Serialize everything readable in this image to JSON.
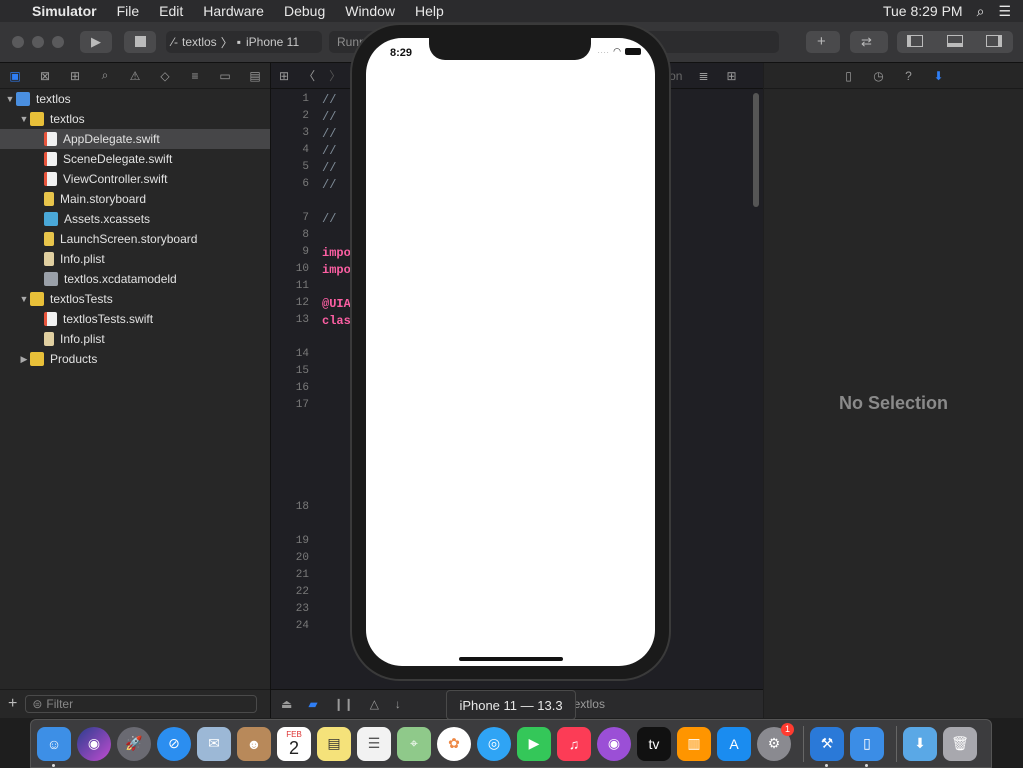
{
  "menubar": {
    "app": "Simulator",
    "menus": [
      "File",
      "Edit",
      "Hardware",
      "Debug",
      "Window",
      "Help"
    ],
    "clock": "Tue 8:29 PM"
  },
  "toolbar": {
    "scheme": "textlos",
    "device": "iPhone 11",
    "status": "Running"
  },
  "navigator": {
    "filter_placeholder": "Filter",
    "tree": [
      {
        "label": "textlos",
        "icon": "project-icon",
        "depth": 0,
        "disclosure": "open"
      },
      {
        "label": "textlos",
        "icon": "folder-icon",
        "depth": 1,
        "disclosure": "open"
      },
      {
        "label": "AppDelegate.swift",
        "icon": "swift-file-icon",
        "depth": 2,
        "selected": true
      },
      {
        "label": "SceneDelegate.swift",
        "icon": "swift-file-icon",
        "depth": 2
      },
      {
        "label": "ViewController.swift",
        "icon": "swift-file-icon",
        "depth": 2
      },
      {
        "label": "Main.storyboard",
        "icon": "storyboard-icon",
        "depth": 2
      },
      {
        "label": "Assets.xcassets",
        "icon": "assets-icon",
        "depth": 2
      },
      {
        "label": "LaunchScreen.storyboard",
        "icon": "storyboard-icon",
        "depth": 2
      },
      {
        "label": "Info.plist",
        "icon": "plist-icon",
        "depth": 2
      },
      {
        "label": "textlos.xcdatamodeld",
        "icon": "datamodel-icon",
        "depth": 2
      },
      {
        "label": "textlosTests",
        "icon": "folder-icon",
        "depth": 1,
        "disclosure": "open"
      },
      {
        "label": "textlosTests.swift",
        "icon": "swift-file-icon",
        "depth": 2
      },
      {
        "label": "Info.plist",
        "icon": "plist-icon",
        "depth": 2
      },
      {
        "label": "Products",
        "icon": "folder-icon",
        "depth": 1,
        "disclosure": "closed"
      }
    ]
  },
  "editor": {
    "jump_tail": "on",
    "lines": [
      {
        "n": "1",
        "text": "//"
      },
      {
        "n": "2",
        "text": "//"
      },
      {
        "n": "3",
        "text": "//"
      },
      {
        "n": "4",
        "text": "//"
      },
      {
        "n": "5",
        "text": "//"
      },
      {
        "n": "6",
        "text": "//"
      },
      {
        "n": "7",
        "text": "//"
      },
      {
        "n": "8",
        "text": ""
      },
      {
        "n": "9",
        "text": "impo",
        "kw": true
      },
      {
        "n": "10",
        "text": "impo",
        "kw": true
      },
      {
        "n": "11",
        "text": ""
      },
      {
        "n": "12",
        "text": "@UIA",
        "kw": true
      },
      {
        "n": "13",
        "text": "clas",
        "kw": true
      },
      {
        "n": "14",
        "text": ""
      },
      {
        "n": "15",
        "text": ""
      },
      {
        "n": "16",
        "text": ""
      },
      {
        "n": "17",
        "text": ""
      },
      {
        "n": "18",
        "text": ""
      },
      {
        "n": "19",
        "text": ""
      },
      {
        "n": "20",
        "text": ""
      },
      {
        "n": "21",
        "text": ""
      },
      {
        "n": "22",
        "text": ""
      },
      {
        "n": "23",
        "text": ""
      },
      {
        "n": "24",
        "text": ""
      }
    ],
    "debug_target": "textlos"
  },
  "inspector": {
    "empty_label": "No Selection"
  },
  "simulator": {
    "time": "8:29",
    "tooltip": "iPhone 11 — 13.3"
  },
  "dock": {
    "calendar_month": "FEB",
    "calendar_day": "2",
    "tv_label": "tv",
    "badge_count": "1"
  }
}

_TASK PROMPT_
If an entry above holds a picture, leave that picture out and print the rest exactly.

_REPLY_
Serialize everything readable in this image to JSON.
{
  "menubar": {
    "app": "Simulator",
    "menus": [
      "File",
      "Edit",
      "Hardware",
      "Debug",
      "Window",
      "Help"
    ],
    "clock": "Tue 8:29 PM"
  },
  "toolbar": {
    "scheme": "textlos",
    "device": "iPhone 11",
    "status": "Running"
  },
  "navigator": {
    "filter_placeholder": "Filter",
    "tree": [
      {
        "label": "textlos",
        "icon": "project-icon",
        "depth": 0,
        "disclosure": "open"
      },
      {
        "label": "textlos",
        "icon": "folder-icon",
        "depth": 1,
        "disclosure": "open"
      },
      {
        "label": "AppDelegate.swift",
        "icon": "swift-file-icon",
        "depth": 2,
        "selected": true
      },
      {
        "label": "SceneDelegate.swift",
        "icon": "swift-file-icon",
        "depth": 2
      },
      {
        "label": "ViewController.swift",
        "icon": "swift-file-icon",
        "depth": 2
      },
      {
        "label": "Main.storyboard",
        "icon": "storyboard-icon",
        "depth": 2
      },
      {
        "label": "Assets.xcassets",
        "icon": "assets-icon",
        "depth": 2
      },
      {
        "label": "LaunchScreen.storyboard",
        "icon": "storyboard-icon",
        "depth": 2
      },
      {
        "label": "Info.plist",
        "icon": "plist-icon",
        "depth": 2
      },
      {
        "label": "textlos.xcdatamodeld",
        "icon": "datamodel-icon",
        "depth": 2
      },
      {
        "label": "textlosTests",
        "icon": "folder-icon",
        "depth": 1,
        "disclosure": "open"
      },
      {
        "label": "textlosTests.swift",
        "icon": "swift-file-icon",
        "depth": 2
      },
      {
        "label": "Info.plist",
        "icon": "plist-icon",
        "depth": 2
      },
      {
        "label": "Products",
        "icon": "folder-icon",
        "depth": 1,
        "disclosure": "closed"
      }
    ]
  },
  "editor": {
    "jump_tail": "on",
    "lines": [
      {
        "n": "1",
        "text": "//"
      },
      {
        "n": "2",
        "text": "//"
      },
      {
        "n": "3",
        "text": "//"
      },
      {
        "n": "4",
        "text": "//"
      },
      {
        "n": "5",
        "text": "//"
      },
      {
        "n": "6",
        "text": "//"
      },
      {
        "n": "7",
        "text": "//"
      },
      {
        "n": "8",
        "text": ""
      },
      {
        "n": "9",
        "text": "impo",
        "kw": true
      },
      {
        "n": "10",
        "text": "impo",
        "kw": true
      },
      {
        "n": "11",
        "text": ""
      },
      {
        "n": "12",
        "text": "@UIA",
        "kw": true
      },
      {
        "n": "13",
        "text": "clas",
        "kw": true
      },
      {
        "n": "14",
        "text": ""
      },
      {
        "n": "15",
        "text": ""
      },
      {
        "n": "16",
        "text": ""
      },
      {
        "n": "17",
        "text": ""
      },
      {
        "n": "18",
        "text": ""
      },
      {
        "n": "19",
        "text": ""
      },
      {
        "n": "20",
        "text": ""
      },
      {
        "n": "21",
        "text": ""
      },
      {
        "n": "22",
        "text": ""
      },
      {
        "n": "23",
        "text": ""
      },
      {
        "n": "24",
        "text": ""
      }
    ],
    "debug_target": "textlos"
  },
  "inspector": {
    "empty_label": "No Selection"
  },
  "simulator": {
    "time": "8:29",
    "tooltip": "iPhone 11 — 13.3"
  },
  "dock": {
    "calendar_month": "FEB",
    "calendar_day": "2",
    "tv_label": "tv",
    "badge_count": "1"
  }
}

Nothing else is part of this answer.